Promoting Physical Activity via Telehealth in People With Parkinson Disease: The Path Forward After the COVID-19 Pandemic?

This article was originally published here

Phys Ther. 2020 Jul 30:pzaa128. doi: 10.1093/ptj/pzaa128. Online ahead of print.

ABSTRACT

OBJECTIVE: There is mounting evidence in support of exercise and physical activity as a first-line approach to managing symptoms and potentially altering disease progression in people with Parkinson disease (PD). For many patients, a critical gap is the need for expert guidance to overcome barriers, set realistic goals, and provide personalized advice to optimize exercise uptake and adherence. The purpose of this case report is to describe a physical activity coaching program for individuals newly diagnosed with PD (Engage-PD) and to highlight rapid modifications made to this program in response to the COVID-19 pandemic.

METHODS (CASE DESCRIPTION): Engage-PD is a single cohort implementation study of a coaching intervention grounded in self-determination theory being conducted at Columbia University Parkinson’s Foundation Center of Excellence in New York City, the early epicenter of the COVID-19 pandemic in the United States. The project was uniquely positioned to be adapted to telehealth delivery and to address an immediate need for support and guidance in the home environment, including people with early-mid stage PD. Participants completed baseline and follow up (3 months) assessments, and participated in up to four coaching sessions all delivered via telehealth platform. The intervention incorporated 1: 1 coaching, goal-setting, physical activity monitoring, and use of a disease-specific workbook to promote and support safe exercise uptake.

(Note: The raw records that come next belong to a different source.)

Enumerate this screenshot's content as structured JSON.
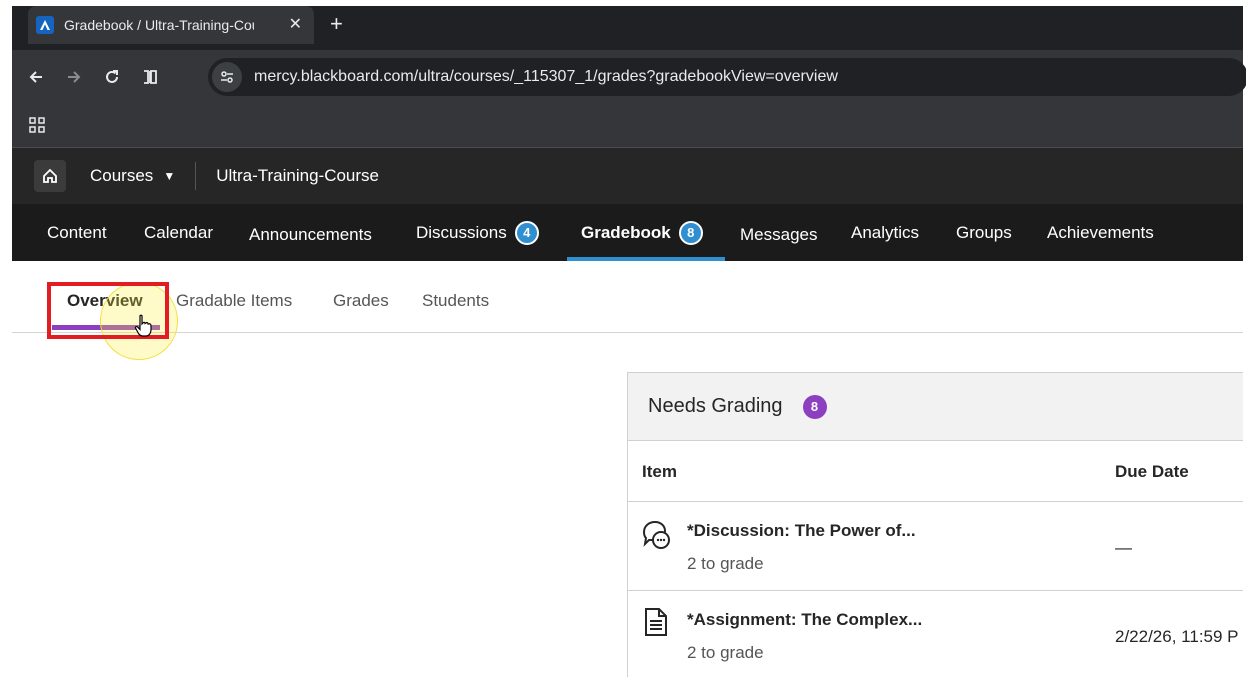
{
  "browser": {
    "tab_title": "Gradebook / Ultra-Training-Cou",
    "url": "mercy.blackboard.com/ultra/courses/_115307_1/grades?gradebookView=overview"
  },
  "header": {
    "courses_label": "Courses",
    "course_name": "Ultra-Training-Course"
  },
  "nav": {
    "content": "Content",
    "calendar": "Calendar",
    "announcements": "Announcements",
    "discussions": "Discussions",
    "discussions_count": "4",
    "gradebook": "Gradebook",
    "gradebook_count": "8",
    "messages": "Messages",
    "analytics": "Analytics",
    "groups": "Groups",
    "achievements": "Achievements"
  },
  "subtabs": {
    "overview": "Overview",
    "gradable_items": "Gradable Items",
    "grades": "Grades",
    "students": "Students"
  },
  "needs_grading": {
    "title": "Needs Grading",
    "count": "8",
    "col_item": "Item",
    "col_due": "Due Date",
    "rows": [
      {
        "icon": "discussion-icon",
        "title": "*Discussion: The Power of...",
        "sub": "2 to grade",
        "due": "—"
      },
      {
        "icon": "document-icon",
        "title": "*Assignment: The Complex...",
        "sub": "2 to grade",
        "due": "2/22/26, 11:59 P"
      }
    ]
  },
  "colors": {
    "nav_bg": "#1b1b1b",
    "header_bg": "#262626",
    "accent_blue": "#2f8fd0",
    "accent_purple": "#8c3fbf",
    "highlight_red": "#e31b23"
  }
}
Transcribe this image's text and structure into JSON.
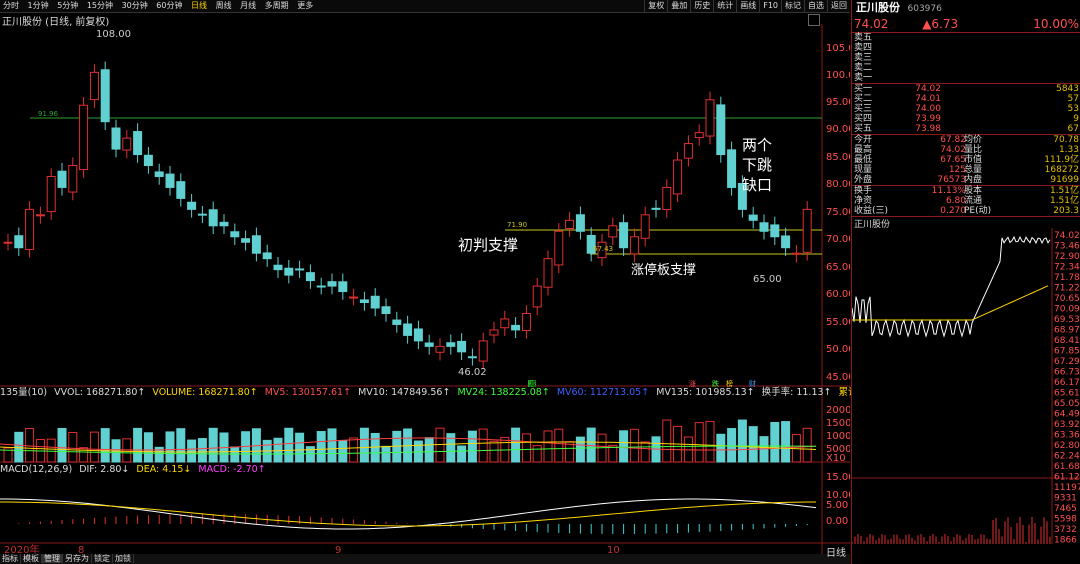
{
  "toolbar": {
    "periods": [
      "分时",
      "1分钟",
      "5分钟",
      "15分钟",
      "30分钟",
      "60分钟",
      "日线",
      "周线",
      "月线",
      "多周期",
      "更多"
    ],
    "buttons": [
      "复权",
      "叠加",
      "历史",
      "统计",
      "画线",
      "F10",
      "标记",
      "自选",
      "返回"
    ]
  },
  "chart_title": "正川股份 (日线, 前复权)",
  "price_axis": [
    "105.00",
    "100.00",
    "95.00",
    "90.00",
    "85.00",
    "80.00",
    "75.00",
    "70.00",
    "65.00",
    "60.00",
    "55.00",
    "50.00",
    "45.00"
  ],
  "level_labels": {
    "line1": "91.96",
    "line2": "71.90",
    "line3": "67.43"
  },
  "markers": {
    "high": "108.00",
    "low": "46.02",
    "recent_low": "65.00"
  },
  "annotations": {
    "gap_line1": "两个",
    "gap_line2": "下跳",
    "gap_line3": "缺口",
    "initial_support": "初判支撑",
    "limit_support": "涨停板支撑"
  },
  "volume_indicator": {
    "name": "135量(10)",
    "vvol": "VVOL: 168271.80↑",
    "volume": "VOLUME: 168271.80↑",
    "mv5": "MV5: 130157.61↑",
    "mv10": "MV10: 147849.56↑",
    "mv24": "MV24: 138225.08↑",
    "mv60": "MV60: 112713.05↑",
    "mv135": "MV135: 101985.13↑",
    "turnover": "换手率: 11.13↑",
    "cum_turnover": "累计换手: 97.",
    "axis": [
      "20000",
      "15000",
      "10000",
      "5000",
      "X10"
    ],
    "flags": [
      "减",
      "涨",
      "跌",
      "榜",
      "财"
    ]
  },
  "macd_indicator": {
    "name": "MACD(12,26,9)",
    "dif": "DIF: 2.80↓",
    "dea": "DEA: 4.15↓",
    "macd": "MACD: -2.70↑",
    "axis": [
      "15.00",
      "10.00",
      "5.00",
      "0.00"
    ]
  },
  "date_axis": [
    "2020年",
    "8",
    "9",
    "10"
  ],
  "bottom_tabs": [
    "指标",
    "模板",
    "管理",
    "另存为",
    "锁定",
    "加锁"
  ],
  "period_label": "日线",
  "quote": {
    "name": "正川股份",
    "code": "603976",
    "price": "74.02",
    "change": "▲6.73",
    "pct": "10.00%",
    "sell": [
      {
        "l": "卖五",
        "p": "",
        "v": ""
      },
      {
        "l": "卖四",
        "p": "",
        "v": ""
      },
      {
        "l": "卖三",
        "p": "",
        "v": ""
      },
      {
        "l": "卖二",
        "p": "",
        "v": ""
      },
      {
        "l": "卖一",
        "p": "",
        "v": ""
      }
    ],
    "buy": [
      {
        "l": "买一",
        "p": "74.02",
        "v": "5843"
      },
      {
        "l": "买二",
        "p": "74.01",
        "v": "57"
      },
      {
        "l": "买三",
        "p": "74.00",
        "v": "53"
      },
      {
        "l": "买四",
        "p": "73.99",
        "v": "9"
      },
      {
        "l": "买五",
        "p": "73.98",
        "v": "67"
      }
    ],
    "stats": [
      {
        "l1": "今开",
        "v1": "67.82",
        "l2": "均价",
        "v2": "70.78"
      },
      {
        "l1": "最高",
        "v1": "74.02",
        "l2": "量比",
        "v2": "1.33"
      },
      {
        "l1": "最低",
        "v1": "67.65",
        "l2": "市值",
        "v2": "111.9亿"
      },
      {
        "l1": "现量",
        "v1": "125",
        "l2": "总量",
        "v2": "168272"
      },
      {
        "l1": "外盘",
        "v1": "76573",
        "l2": "内盘",
        "v2": "91699"
      }
    ],
    "stats2": [
      {
        "l1": "换手",
        "v1": "11.13%",
        "l2": "股本",
        "v2": "1.51亿"
      },
      {
        "l1": "净资",
        "v1": "6.80",
        "l2": "流通",
        "v2": "1.51亿"
      },
      {
        "l1": "收益(三)",
        "v1": "0.270",
        "l2": "PE(动)",
        "v2": "203.3"
      }
    ],
    "mini_title": "正川股份",
    "mini_axis": [
      "74.02",
      "73.46",
      "72.90",
      "72.34",
      "71.78",
      "71.22",
      "70.65",
      "70.09",
      "69.53",
      "68.97",
      "68.41",
      "67.85",
      "67.29",
      "66.73",
      "66.17",
      "65.61",
      "65.05",
      "64.49",
      "63.92",
      "63.36",
      "62.80",
      "62.24",
      "61.68",
      "61.12",
      "11197",
      "9331",
      "7465",
      "5598",
      "3732",
      "1866"
    ]
  }
}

RESULTS: While the program is ongoing, 52 referrals were reicieved and 27 individuals enrolled with PD in the first 2 months of the pandemic for a recruitment rate of 52%. Although direct comparisons with pre-coronavirus recruitment are difficult due to the recency of the Engage-PD implementation study, this recruitment rate was larger than expected, which may have been due to several factors (eg, most patients had limited, if any, access to in-person programs and therapy services during this time, so the Engage program filled an immediate need to provide exercise and activity guidance). There was a wide range of scores for both baseline physical activity and self-efficacy measures.

CONCLUSION: Remotely-delivered interventions may serve as a sustainable platform for physical activity coaching programs for people with PD as well as other neurodegenerative diseases.

IMPACT: With the uncertainty brought about by the current pandemic, this case report highlights the opportunity to shift the current model of care for individuals with neurodegenerative diseases such as PD.

PMID:32734298 | DOI:10.1093/ptj/pzaa128